Houses and businesses affected
The streets along Meadowbrook Drive were lined with moving trucks, trailers and pickup trucks on Thursday as rising flood waters caused some residents to evacuate their homes and move out their belongings.
“It has not stopped rising yet,” said home owner Jason Parker around 11 a.m. on Thursday.
While residents were not required to evacuate, many used updates from the Emergency Management Agency (EMA) to help make their decision.
“We've got some of our furniture out,” said Parker.
Parker and his family began moving possessions out of the house Wednesday.
Unfortunately, this is not the first time Parker has had to leave his home. In 2009, he and his family evacuated due to flooding just four weeks after moving into their home on Meadowbrook, which lies next to Sugar Creek.
“Now just four years later we're doing it again,” said Parker.
The 2009 flood was all too familiar for Meadowbrook resident Chad Harrison.
“We would like to thank the city and county offices for everything they have done to prevent this from happening again . . . which is nothing,” said Harrison.
Harrison's home flooded in 2009 but as of Thursday afternoon — despite being just a few houses down from Parker — he was fortunate enough not to have to move out any of his belongings.
“We should be fine at this time," said Harrison. "But there's no sure thing.”
While Harrison was upset with the lack of prevention from the local government, he was thankful for the Valdosta Police Department, the Valdosta Fire Department and Second Harvest Food Bank who all were working to assist the Meadowbrook residents any way they could.
“It’s brought our neighborhood closer together once again,” said Harrison.
By Thursday afternoon, water had engulfed the Traditions Flooring parking lot on Gornto Road and was encroaching into the building. Floodwaters had also filled the parking lots of the YMCA and Creekside Tavern, but had not yet reached either building. In 2009, both facilities were breached by several feet of floodwater.
Creekside is closed until at least Saturday but the YMCA has remained open, according to CEO Larry Tobey.

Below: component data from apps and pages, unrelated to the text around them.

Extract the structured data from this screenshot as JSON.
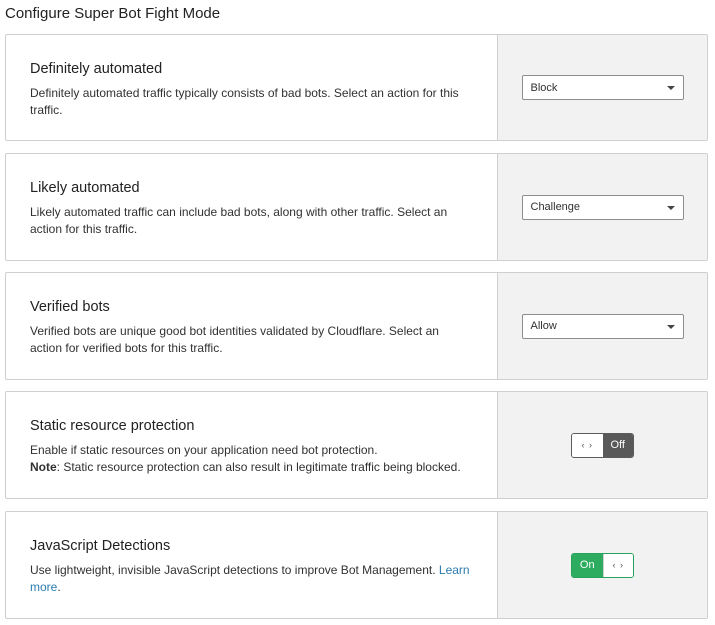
{
  "page": {
    "title": "Configure Super Bot Fight Mode"
  },
  "definitely_automated": {
    "title": "Definitely automated",
    "description": "Definitely automated traffic typically consists of bad bots. Select an action for this traffic.",
    "action": "Block"
  },
  "likely_automated": {
    "title": "Likely automated",
    "description": "Likely automated traffic can include bad bots, along with other traffic. Select an action for this traffic.",
    "action": "Challenge"
  },
  "verified_bots": {
    "title": "Verified bots",
    "description": "Verified bots are unique good bot identities validated by Cloudflare. Select an action for verified bots for this traffic.",
    "action": "Allow"
  },
  "static_resource_protection": {
    "title": "Static resource protection",
    "description": "Enable if static resources on your application need bot protection.",
    "note_label": "Note",
    "note_text": ": Static resource protection can also result in legitimate traffic being blocked.",
    "toggle_state": "Off",
    "toggle_knob": "‹ ›"
  },
  "javascript_detections": {
    "title": "JavaScript Detections",
    "description": "Use lightweight, invisible JavaScript detections to improve Bot Management.",
    "link_text": "Learn more",
    "link_suffix": ".",
    "toggle_state": "On",
    "toggle_knob": "‹ ›"
  },
  "colors": {
    "on_green": "#2dab5f",
    "off_gray": "#595959",
    "link_blue": "#2c7cb0",
    "panel_gray": "#f2f2f2"
  }
}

“I can’t tell you how much we appreciate Ashley Tye (emergency manager for Lowndes County). He has been keeping us updated, even through the night, to make sure we knew what to expect. As far as we can tell, the water has crested and should start receding sometime tomorrow,” Tobey said.